5 parts of a naphthalene sulphonic acid/phenol sulphonic acid/formaldehyde condensation product,
40 parts of Champagne chalk.
The active substances mentioned are drawn onto the carriers and then mixed and milled with the additives given. Wettable powders having excellent wettability and suspendability are obtained.

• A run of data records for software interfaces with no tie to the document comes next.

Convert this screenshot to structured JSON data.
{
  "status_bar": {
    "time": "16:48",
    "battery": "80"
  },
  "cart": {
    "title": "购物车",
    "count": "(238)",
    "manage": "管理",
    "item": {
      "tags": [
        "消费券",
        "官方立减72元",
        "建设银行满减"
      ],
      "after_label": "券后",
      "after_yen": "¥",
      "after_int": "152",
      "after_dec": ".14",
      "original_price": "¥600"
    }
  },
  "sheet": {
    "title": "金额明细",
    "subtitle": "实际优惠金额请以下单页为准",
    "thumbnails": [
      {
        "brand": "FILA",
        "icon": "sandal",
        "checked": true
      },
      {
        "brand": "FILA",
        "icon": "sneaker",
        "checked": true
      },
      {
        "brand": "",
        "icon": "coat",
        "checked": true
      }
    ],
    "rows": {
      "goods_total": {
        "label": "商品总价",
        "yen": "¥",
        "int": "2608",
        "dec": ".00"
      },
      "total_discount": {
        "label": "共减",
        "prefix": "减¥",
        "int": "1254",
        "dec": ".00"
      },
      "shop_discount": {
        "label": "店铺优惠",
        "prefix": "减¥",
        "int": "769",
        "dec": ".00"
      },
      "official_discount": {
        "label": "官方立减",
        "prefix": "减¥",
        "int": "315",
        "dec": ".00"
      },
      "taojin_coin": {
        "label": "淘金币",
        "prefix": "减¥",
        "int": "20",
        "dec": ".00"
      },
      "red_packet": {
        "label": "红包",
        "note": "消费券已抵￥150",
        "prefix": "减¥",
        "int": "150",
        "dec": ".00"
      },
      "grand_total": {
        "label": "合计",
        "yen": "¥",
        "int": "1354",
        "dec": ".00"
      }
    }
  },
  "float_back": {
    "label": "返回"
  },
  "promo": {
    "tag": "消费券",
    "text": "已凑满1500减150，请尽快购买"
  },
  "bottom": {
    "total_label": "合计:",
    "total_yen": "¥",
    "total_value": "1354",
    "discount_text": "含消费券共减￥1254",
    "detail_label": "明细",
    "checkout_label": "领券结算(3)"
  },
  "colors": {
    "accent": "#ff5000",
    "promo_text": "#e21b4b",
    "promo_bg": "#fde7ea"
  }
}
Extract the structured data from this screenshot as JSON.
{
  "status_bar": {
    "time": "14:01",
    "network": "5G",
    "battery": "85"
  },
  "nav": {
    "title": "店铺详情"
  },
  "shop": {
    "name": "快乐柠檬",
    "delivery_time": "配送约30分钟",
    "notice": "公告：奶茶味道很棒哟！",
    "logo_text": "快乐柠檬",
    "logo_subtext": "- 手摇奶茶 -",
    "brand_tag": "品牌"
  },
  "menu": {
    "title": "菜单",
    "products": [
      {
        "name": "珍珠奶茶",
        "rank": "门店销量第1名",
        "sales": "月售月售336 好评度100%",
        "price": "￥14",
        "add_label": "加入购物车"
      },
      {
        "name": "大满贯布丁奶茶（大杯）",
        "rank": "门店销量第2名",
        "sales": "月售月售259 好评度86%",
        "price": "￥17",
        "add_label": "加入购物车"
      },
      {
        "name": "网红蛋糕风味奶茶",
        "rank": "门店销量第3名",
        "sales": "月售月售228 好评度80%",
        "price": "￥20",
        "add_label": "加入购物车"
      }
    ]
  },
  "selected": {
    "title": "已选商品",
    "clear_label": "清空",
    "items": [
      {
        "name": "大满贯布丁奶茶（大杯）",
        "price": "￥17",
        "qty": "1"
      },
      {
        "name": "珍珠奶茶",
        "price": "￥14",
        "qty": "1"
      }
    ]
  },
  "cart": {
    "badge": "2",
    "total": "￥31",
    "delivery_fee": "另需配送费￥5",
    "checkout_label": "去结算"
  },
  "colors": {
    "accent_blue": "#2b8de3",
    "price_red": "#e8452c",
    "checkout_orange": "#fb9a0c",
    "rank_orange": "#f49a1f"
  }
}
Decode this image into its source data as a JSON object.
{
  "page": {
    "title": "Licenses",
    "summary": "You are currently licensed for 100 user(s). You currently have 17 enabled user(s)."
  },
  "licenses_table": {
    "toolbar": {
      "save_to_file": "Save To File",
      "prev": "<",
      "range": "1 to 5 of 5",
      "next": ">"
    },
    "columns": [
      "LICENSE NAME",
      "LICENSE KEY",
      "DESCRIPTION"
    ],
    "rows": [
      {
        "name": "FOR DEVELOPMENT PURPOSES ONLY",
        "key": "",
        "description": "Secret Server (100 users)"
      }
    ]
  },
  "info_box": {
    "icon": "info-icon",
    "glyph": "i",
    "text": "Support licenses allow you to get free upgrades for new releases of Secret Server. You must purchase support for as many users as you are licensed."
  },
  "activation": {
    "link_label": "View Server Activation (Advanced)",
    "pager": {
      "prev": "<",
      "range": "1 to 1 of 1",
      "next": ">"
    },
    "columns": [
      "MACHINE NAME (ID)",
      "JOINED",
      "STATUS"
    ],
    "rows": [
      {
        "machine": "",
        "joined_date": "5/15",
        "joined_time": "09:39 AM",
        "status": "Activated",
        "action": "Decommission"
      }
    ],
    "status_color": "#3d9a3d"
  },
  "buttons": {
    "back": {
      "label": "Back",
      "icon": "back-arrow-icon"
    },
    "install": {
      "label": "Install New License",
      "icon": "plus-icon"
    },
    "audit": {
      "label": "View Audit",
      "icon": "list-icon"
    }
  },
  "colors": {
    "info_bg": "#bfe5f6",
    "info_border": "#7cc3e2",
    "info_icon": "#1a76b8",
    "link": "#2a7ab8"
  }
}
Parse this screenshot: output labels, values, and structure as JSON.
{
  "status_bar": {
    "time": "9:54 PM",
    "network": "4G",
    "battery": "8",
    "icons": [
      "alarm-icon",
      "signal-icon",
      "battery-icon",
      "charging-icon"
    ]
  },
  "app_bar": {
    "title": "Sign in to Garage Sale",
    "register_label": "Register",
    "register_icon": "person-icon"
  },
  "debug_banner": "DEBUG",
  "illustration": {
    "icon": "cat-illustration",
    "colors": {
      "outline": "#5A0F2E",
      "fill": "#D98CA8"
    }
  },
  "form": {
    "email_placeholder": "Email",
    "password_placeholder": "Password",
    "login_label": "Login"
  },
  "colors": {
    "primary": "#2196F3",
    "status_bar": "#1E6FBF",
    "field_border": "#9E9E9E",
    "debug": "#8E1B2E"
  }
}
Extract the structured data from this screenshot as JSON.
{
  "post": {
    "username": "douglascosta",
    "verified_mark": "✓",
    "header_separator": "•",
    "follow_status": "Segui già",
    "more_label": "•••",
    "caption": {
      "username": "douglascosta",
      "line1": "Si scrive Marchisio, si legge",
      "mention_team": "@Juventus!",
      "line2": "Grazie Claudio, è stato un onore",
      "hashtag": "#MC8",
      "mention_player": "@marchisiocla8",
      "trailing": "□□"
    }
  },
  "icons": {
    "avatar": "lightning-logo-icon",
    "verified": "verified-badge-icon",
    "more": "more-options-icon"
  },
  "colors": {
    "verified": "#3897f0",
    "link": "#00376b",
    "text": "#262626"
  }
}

Suspensions of any concentration desired can be obtained from such Wettable powders by dilution with water.
Granulate (a) reacting an aziridine derivative of the formula:
i 7 CH Ch.
with a hydrogen halide in a solvent selected from the group consisting of Water, alkanols having up to 4 carbon atoms, diethyl ether, methylethyl ketone, acetone, and mixtures thereof,
(b) heating the resulting phenethylammonium halide of the formula:
R1 R3 aka R5 NH in which formula each of R R R and R represents hydrogen, alkyl 10 of from 1 to 6 carbon atoms; one or two of R R R and R may also represent cycloalkyl of from 3 to 7 ring carbon atoms, unsubstituted phenyl, or phenyl substituted by a member selected from the group consisting of halogen of an atomic number of at most 35 and lower alkyl, or R and R taken together represents trimethylene or tetramethylene, each of R and R represents hydrogen, halogen of an atomic number of at most 35, lower alkyl or trifluoromethyl, and Hal represents halogen of an atomic number of at least 17. 2. A process as described in claim 1, wherein said Lewis acid is aluminum trichloride.
3. A process as described in claim 1, wherein said Lewis acid is polyphosphoric acid.
References Cited UNITED STATES PATENTS 7/1968 Walters et a1 260-239 5/1969 Larsen et a1. 260239 OTHER REFERENCES ALTON D. ROLLINS, Primary Examiner US. Cl. X.R.
71-93, 121; 260239 E, 570.5 R, 570.5 CA, 570.8 R; 424-244